December 18, 2000
Mark Dodd -- East Timor independence leader Jose "Xanana" Gusmao has called for international support for a South African-style truth and reconciliation commission as the best means of achieving peace for his country.
Mr Gusmao said that after 24 years of violence, his country was divided on the question of justice, but he did not believe reconciliation could be fostered only through stiff penalties handed down by the courts for those responsible for last year's violence.
"I don't deny the need of justice. People sometimes say if you don't punish these people you will allow a political party to do the same because everyone now knows there is no justice. I, myself, don't believe in this process," Mr Gusmao said. His views clash with Dili's Nobel laureate Bishop Carlos Belo, whose sermons advocate stiff penalties for gross human rights violations.
More than 1000 East Timorese were killed in political violence after the referendum on independence from Indonesia on August 30, 1999. About 80 per cent of the country's infrastructure was destroyed and more than a quarter of a million people were deported to the West.
UN-administered courts are now preparing to hear the first war crimes cases against Indonesian army-backed militia leaders accused of organising the violence.
But Mr Gusmao warned these proceedings might jeopardise sensitive talks aimed at securing the return of thousands of East Timorese refugees still living in militia-controlled camps in West Timor.
"Nobody in the world said to [Nelson] Mandela `your commission of truth and reconciliation is unacceptable', everybody applauded it," he said. "To us [East Timor], it seems there are demands.

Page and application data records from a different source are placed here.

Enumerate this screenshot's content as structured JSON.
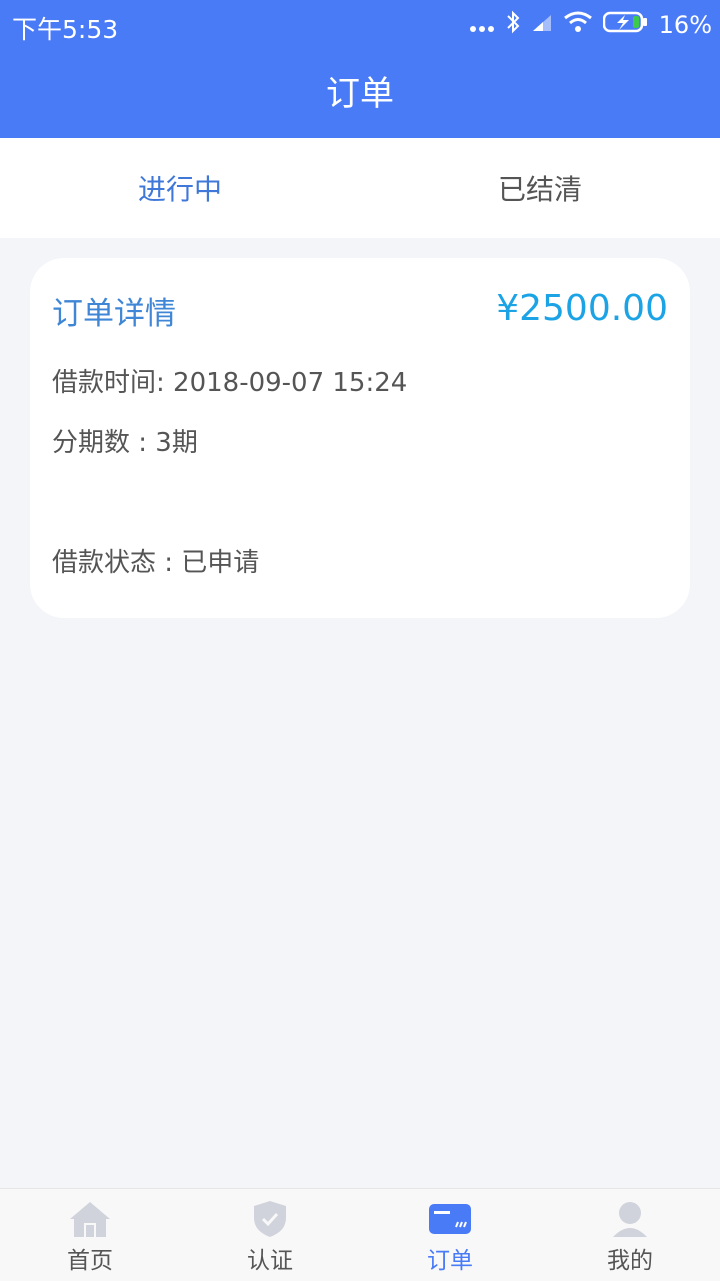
{
  "status_bar": {
    "time": "下午5:53",
    "battery": "16%"
  },
  "header": {
    "title": "订单"
  },
  "tabs": [
    {
      "label": "进行中",
      "active": true
    },
    {
      "label": "已结清",
      "active": false
    }
  ],
  "order": {
    "title": "订单详情",
    "amount": "¥2500.00",
    "loan_time": "借款时间: 2018-09-07 15:24",
    "installments": "分期数 : 3期",
    "status": "借款状态 : 已申请"
  },
  "bottom_nav": [
    {
      "label": "首页",
      "icon": "home-icon"
    },
    {
      "label": "认证",
      "icon": "shield-check-icon"
    },
    {
      "label": "订单",
      "icon": "card-icon"
    },
    {
      "label": "我的",
      "icon": "user-icon"
    }
  ],
  "colors": {
    "primary": "#4a7bf7",
    "amount": "#1ba3e6",
    "background": "#f4f5f9"
  }
}
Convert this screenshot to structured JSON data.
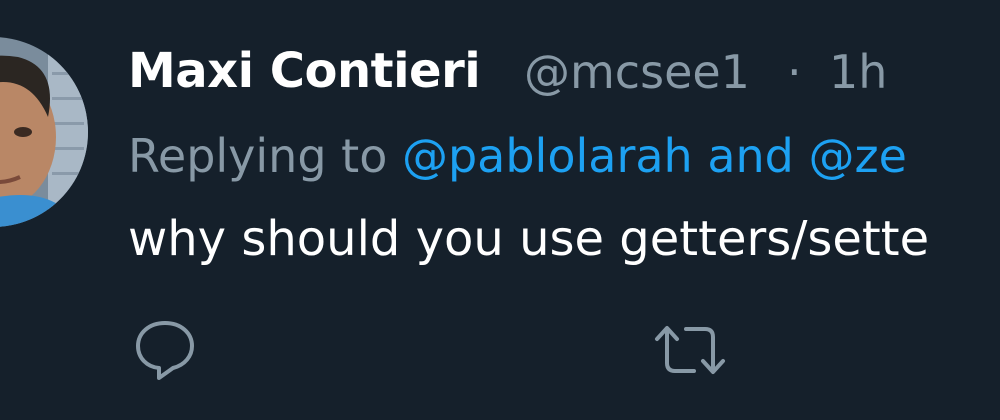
{
  "tweet": {
    "author_name": "Maxi Contieri",
    "author_handle": "@mcsee1",
    "separator": "·",
    "time_ago": "1h",
    "replying_to_prefix": "Replying to",
    "replying_to_mentions": "@pablolarah and @ze",
    "body": "why should you use getters/sette"
  },
  "icons": {
    "avatar": "user-avatar-photo",
    "reply": "reply-icon",
    "retweet": "retweet-icon"
  },
  "colors": {
    "background": "#15202b",
    "primary_text": "#ffffff",
    "secondary_text": "#8899a6",
    "link": "#1da1f2"
  }
}
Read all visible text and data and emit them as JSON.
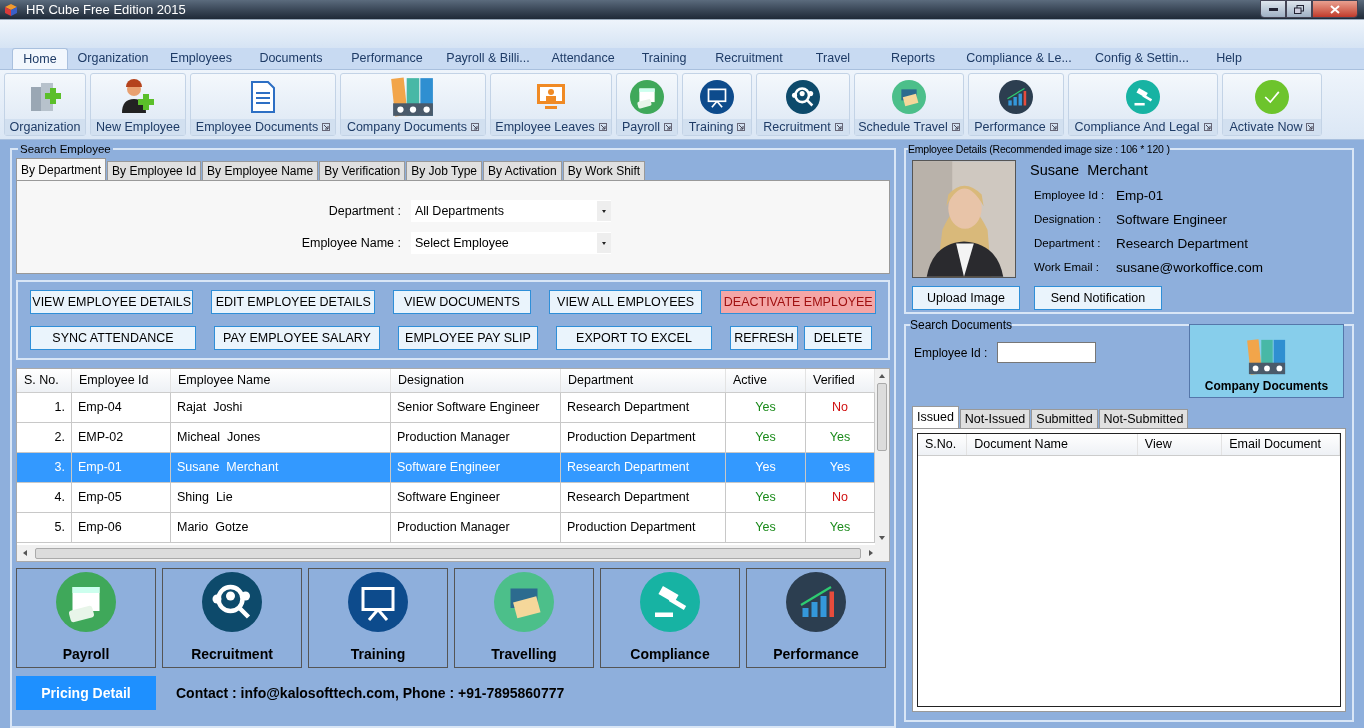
{
  "window": {
    "title": "HR Cube Free Edition 2015"
  },
  "menu_tabs": [
    {
      "label": "Home",
      "selected": true
    },
    {
      "label": "Organization",
      "selected": false
    },
    {
      "label": "Employees",
      "selected": false
    },
    {
      "label": "Documents",
      "selected": false
    },
    {
      "label": "Performance",
      "selected": false
    },
    {
      "label": "Payroll & Billi...",
      "selected": false
    },
    {
      "label": "Attendance",
      "selected": false
    },
    {
      "label": "Training",
      "selected": false
    },
    {
      "label": "Recruitment",
      "selected": false
    },
    {
      "label": "Travel",
      "selected": false
    },
    {
      "label": "Reports",
      "selected": false
    },
    {
      "label": "Compliance & Le...",
      "selected": false
    },
    {
      "label": "Config & Settin...",
      "selected": false
    },
    {
      "label": "Help",
      "selected": false
    }
  ],
  "ribbon": [
    {
      "label": "Organization",
      "launcher": false
    },
    {
      "label": "New Employee",
      "launcher": false
    },
    {
      "label": "Employee Documents",
      "launcher": true
    },
    {
      "label": "Company Documents",
      "launcher": true
    },
    {
      "label": "Employee Leaves",
      "launcher": true
    },
    {
      "label": "Payroll",
      "launcher": true
    },
    {
      "label": "Training",
      "launcher": true
    },
    {
      "label": "Recruitment",
      "launcher": true
    },
    {
      "label": "Schedule Travel",
      "launcher": true
    },
    {
      "label": "Performance",
      "launcher": true
    },
    {
      "label": "Compliance And Legal",
      "launcher": true
    },
    {
      "label": "Activate Now",
      "launcher": true
    }
  ],
  "search_employee": {
    "title": "Search Employee",
    "tabs": [
      {
        "label": "By Department",
        "selected": true
      },
      {
        "label": "By Employee Id",
        "selected": false
      },
      {
        "label": "By Employee Name",
        "selected": false
      },
      {
        "label": "By Verification",
        "selected": false
      },
      {
        "label": "By Job Type",
        "selected": false
      },
      {
        "label": "By Activation",
        "selected": false
      },
      {
        "label": "By Work Shift",
        "selected": false
      }
    ],
    "fields": [
      {
        "label": "Department :",
        "value": "All Departments"
      },
      {
        "label": "Employee Name :",
        "value": "Select Employee"
      }
    ]
  },
  "actions": [
    [
      {
        "label": "VIEW EMPLOYEE DETAILS",
        "danger": false
      },
      {
        "label": "EDIT EMPLOYEE DETAILS",
        "danger": false
      },
      {
        "label": "VIEW DOCUMENTS",
        "danger": false
      },
      {
        "label": "VIEW ALL EMPLOYEES",
        "danger": false
      },
      {
        "label": "DEACTIVATE EMPLOYEE",
        "danger": true
      }
    ],
    [
      {
        "label": "SYNC ATTENDANCE",
        "danger": false
      },
      {
        "label": "PAY EMPLOYEE SALARY",
        "danger": false
      },
      {
        "label": "EMPLOYEE PAY SLIP",
        "danger": false
      },
      {
        "label": "EXPORT TO EXCEL",
        "danger": false
      },
      {
        "label": "REFRESH",
        "danger": false
      },
      {
        "label": "DELETE",
        "danger": false
      }
    ]
  ],
  "table": {
    "columns": [
      "S. No.",
      "Employee Id",
      "Employee Name",
      "Designation",
      "Department",
      "Active",
      "Verified"
    ],
    "rows": [
      {
        "selected": false,
        "cells": [
          "1.",
          "Emp-04",
          "Rajat  Joshi",
          "Senior Software Engineer",
          "Research Department"
        ],
        "active": {
          "text": "Yes",
          "ok": true
        },
        "verified": {
          "text": "No",
          "ok": false
        }
      },
      {
        "selected": false,
        "cells": [
          "2.",
          "EMP-02",
          "Micheal  Jones",
          "Production Manager",
          "Production Department"
        ],
        "active": {
          "text": "Yes",
          "ok": true
        },
        "verified": {
          "text": "Yes",
          "ok": true
        }
      },
      {
        "selected": true,
        "cells": [
          "3.",
          "Emp-01",
          "Susane  Merchant",
          "Software Engineer",
          "Research Department"
        ],
        "active": {
          "text": "Yes",
          "ok": true
        },
        "verified": {
          "text": "Yes",
          "ok": true
        }
      },
      {
        "selected": false,
        "cells": [
          "4.",
          "Emp-05",
          "Shing  Lie",
          "Software Engineer",
          "Research Department"
        ],
        "active": {
          "text": "Yes",
          "ok": true
        },
        "verified": {
          "text": "No",
          "ok": false
        }
      },
      {
        "selected": false,
        "cells": [
          "5.",
          "Emp-06",
          "Mario  Gotze",
          "Production Manager",
          "Production Department"
        ],
        "active": {
          "text": "Yes",
          "ok": true
        },
        "verified": {
          "text": "Yes",
          "ok": true
        }
      }
    ]
  },
  "tiles": [
    "Payroll",
    "Recruitment",
    "Training",
    "Travelling",
    "Compliance",
    "Performance"
  ],
  "footer": {
    "button": "Pricing Detail",
    "contact": "Contact : info@kalosofttech.com, Phone : +91-7895860777"
  },
  "employee_details": {
    "title": "Employee Details (Recommended image size : 106 * 120 )",
    "name": "Susane  Merchant",
    "fields": [
      {
        "label": "Employee Id :",
        "value": "Emp-01"
      },
      {
        "label": "Designation :",
        "value": "Software Engineer"
      },
      {
        "label": "Department :",
        "value": "Research Department"
      },
      {
        "label": "Work Email :",
        "value": "susane@workoffice.com"
      }
    ],
    "buttons": [
      "Upload Image",
      "Send Notification"
    ]
  },
  "search_documents": {
    "title": "Search Documents",
    "field_label": "Employee Id :",
    "company_button": "Company Documents",
    "tabs": [
      {
        "label": "Issued",
        "selected": true
      },
      {
        "label": "Not-Issued",
        "selected": false
      },
      {
        "label": "Submitted",
        "selected": false
      },
      {
        "label": "Not-Submitted",
        "selected": false
      }
    ],
    "columns": [
      "S.No.",
      "Document Name",
      "View",
      "Email Document"
    ]
  }
}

How can we dream of being a model of justice in the world. My problem is if you try the militia, one or two immediately, the others will not come."
He said he supported community-based reconciliation in which the leaders of pro-autonomy political parties and organisers of the violence returned to the scene of their crimes and asked for forgiveness.
In August during the national congress of the pro-independence National Council of Timorese Resistance, Mr Gusmao said community leaders demanded such an apology.
"They said, `We demand that the political parties that caused suffering to the people go to the people, talk to the people and ask for forgiveness and promise not to do it again'," he said.
"I'm thinking of a process of reconciliation here that can avoid instability in the future and one that people can accept. I will not say no justice, but in a process maybe like South Africa," he said. He believed reconciliation from the heart was more effective than legal justice.
Mr Gusmao said he would keep pressuring the United Nations Transitional Administration in East Timor for a date for full independence and a transfer of sovereignty.